When I was younger, my grandfather had red and black currant bushes. He would get so many currants, that not only was there enough for preserves and jams to last until the following year, there were always quarts and quarts of berries that would go to the birds, or just rot.
If he was into home winemaking, he could have made wine from these currants. I found a bush of red currants the other and picked about 2 quarts, close to 4 lbs. worth. And tonight, I started making red currant wine based on a recipe from Jack Keller. Mine is pretty much the same except I add a couple of crushed campden tablets, and I don’t wait until the next day to start everything going. I’m also going to leave the pulp (in a nylon bag or stocking) in the primary fermenter as well.
I’ll certainly agree with Jack that red currants are more tart than black currants! Jack writes that it takes up to two years for a red currant wine to “mellow.”
What the heck, I can handle a gallon bottle hanging around in a cool place for two years. So here’s the recipe:
Red Currant Wine
- 2 Quarts Red Currants
- 2 3/4 lbs. Sugar
- 3 litres Water
- 1/2 tsp. Pectic Enzyme
- 1 tsp. Yeast Nutrient
- 2 Campden Tablets, crushed
Crush the red currants in the primary. Boil the water. Spoon the pulp of the currants into a nylon straining bag or stocking.
Tie off the nylon, and leave in the primary.
Add the sugar to the water, stirring well.
Pour the water into the primary, over top of the straining bag.
When the water and juice mixture has cooled, add pectic enzyme and crushed Campden tablets, stirring well.
Sprinkle yeast on top, cover the primary, and let it sit for a week.
After a week, I’ll rack into a secondary one gallon carboy, top up with water if necessary, and rack again in about three months, adding another crushed Campden tablet.

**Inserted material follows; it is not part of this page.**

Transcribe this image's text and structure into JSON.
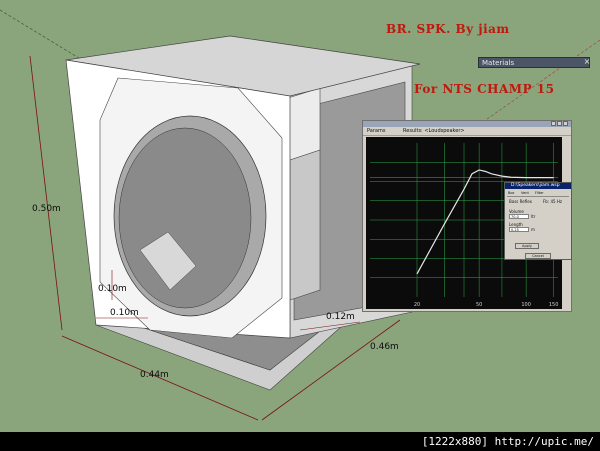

One more racking in another three months, and then I’ll let it age for as long as possible before bottling.